Len aka Redial
I have had Basenjis since 1973, and done the apprenticeships of handling, showing, stewarding, and since 1990 judging hounds. I have four at home, one of each colour, and two boys and two girls. I am no longer breeding, but I have learnt a lot from my Bs.
Dagodingo has the nub. A tired Basenji, is a good Basenji. Do not exercise her though, to the extent she is bone weary - it is not good for a pup to undergo forced exercise. Exercise frequently should do it, then she will used to giving up the check chain, without biting.
A person I know sometimes chastises her pups by grabbing each side of their neck and vigourously, but carefully, shake them with a NO in their face. Just like her mother would do.
Someone had a recipe for liver cookies, that I used to make for a previous generation, but can't remember the ingredients, apart from the ground liver.
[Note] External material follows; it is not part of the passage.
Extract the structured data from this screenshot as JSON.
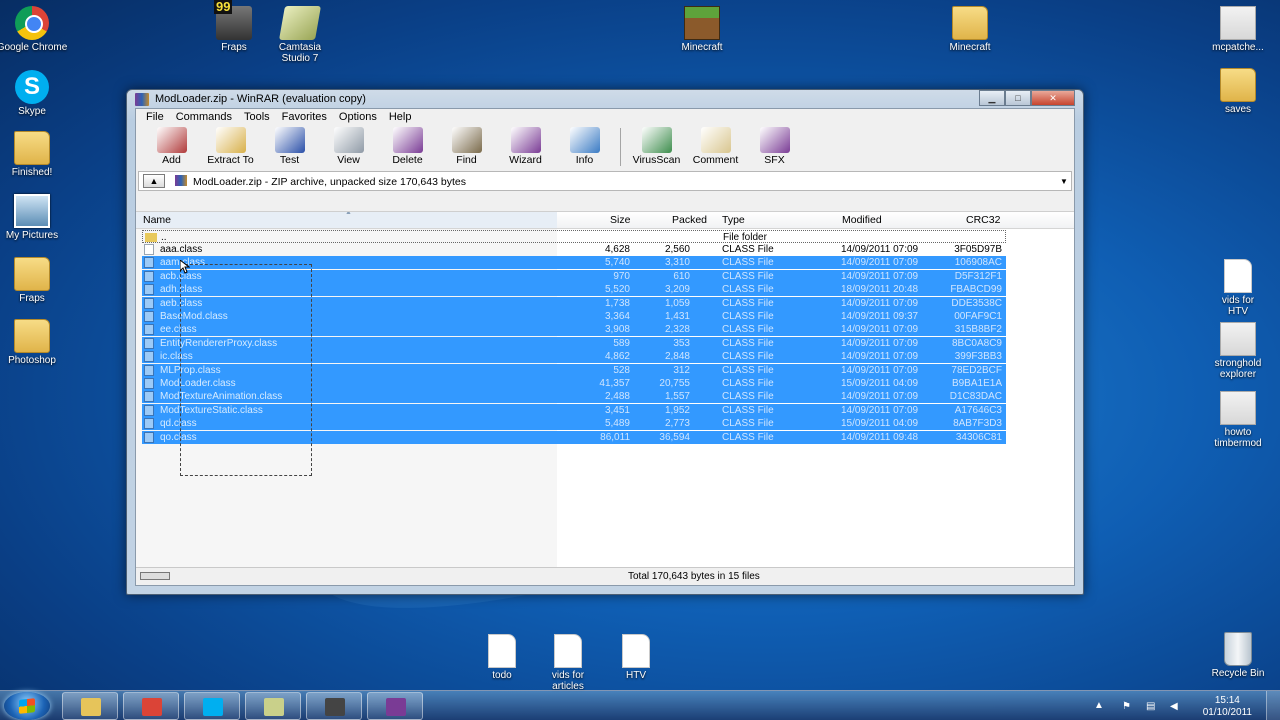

The dogs loved it. I am not allowed in the kitchen, so I don't make a mess anymore, but I used to make a soup with ox cheek and lots of mixed soup vegetables, and dried lentils and "stuff". Anything you can eat the Bs will certainly try it, but, like some people, they are not fond of vegetables of the leafy kind.
My girl has never really had a curved tail, and more recently she has sometimes drooped more, but I think it is just muscles starting to get old more. I find even the tight curly ones will unwind when they are sleeping, when they are eating, and when they are relaxed. Don't rush to the vet, but next time you go, get the vet to check her for something,other than age.
Hi there. Welcome to Django as well. A fine photo. I have four, each a different colour, and I find getting a good photo of the Black and White the hardest, as sometimes their features disappear, especially their eyes and forehead. I am sure you will have a mountain of fun with him.
With Basenji, the initial cost price is not that bad. When you consider that most of the time they are low maintenance, but still need to be seen by a vet occasionally for vaccinations, and a good vet, or insistence by me, they will check the pup/adult thoroughly. I have a 12yo, and she developed diabetes, but now she takes the injection of insulin twice a day, without snarling and snapping. I admit, she was definitely overweight, but now she has trimmed down she has responded to her diet and medications, very well.
As to a breeder near Columbus OH, that would be CarolAnn Worsham, I am not sure of her breeding program, or whether pups would be available, but ask. She would be a great mentor as well. She breeds Africans, with gentle natures, and a quirkiness that an African Basenji seems to ingrain into their personality.
Keep smiling, and ask questions as much as you like - you will always get someone to respond. You will learn so much.
Yes, as Tanza said, get mentored. The knowledge that can be learned is invaluable, but be careful. You have to come to some agreement how knowledge will be passed on. When I started in 1970's, the mentor I had would answer any question, honestly, and without bias. But I had to ask the question, first.
I have stopped breeding, but I am willing to answer questions - but there is a difference between my environment and yours, so my answers would be different to what you may expect.
You do not have to have one of each, just a bitch, a kennel name, and some money. You will have to take the bitch to shows so that she can be admired/criticisized by all. Winning at shows means that your bitch becomes "desirable" for those with stud dogs. When selecting a mate, make sure he complements your bitch. When it comes time to have a mating, the bitch usually travels. Both the male and female should be in excellent health, and free of most Basenji conditions and be checked by a knowledgeable vet.
As the pups are born in winter, you need a warm place for them to grow the first months of their life. If inside is not an option, there are ways to keep everyone warm - the bitch will be with them. You should not let the pups go before they have had their shots, to introduce them to adult life and what to expect. There are two schools of thought about paying for the service of mating, either pick of the litter; or pay a fee. I prefer the latter, as you might want to keep the pick, or some people will prevaricate over their choice. The fee takes care of single pup litters, and other variations of all boys, or all girls.
There are many variations and questions you should ask, join a breed/group/all breeds club, if possible, and endure the bitchiness that can go on there. Be positive, and others will treat you accordingly. You have two ears, two eyes, and one mouth - use them in that proportion.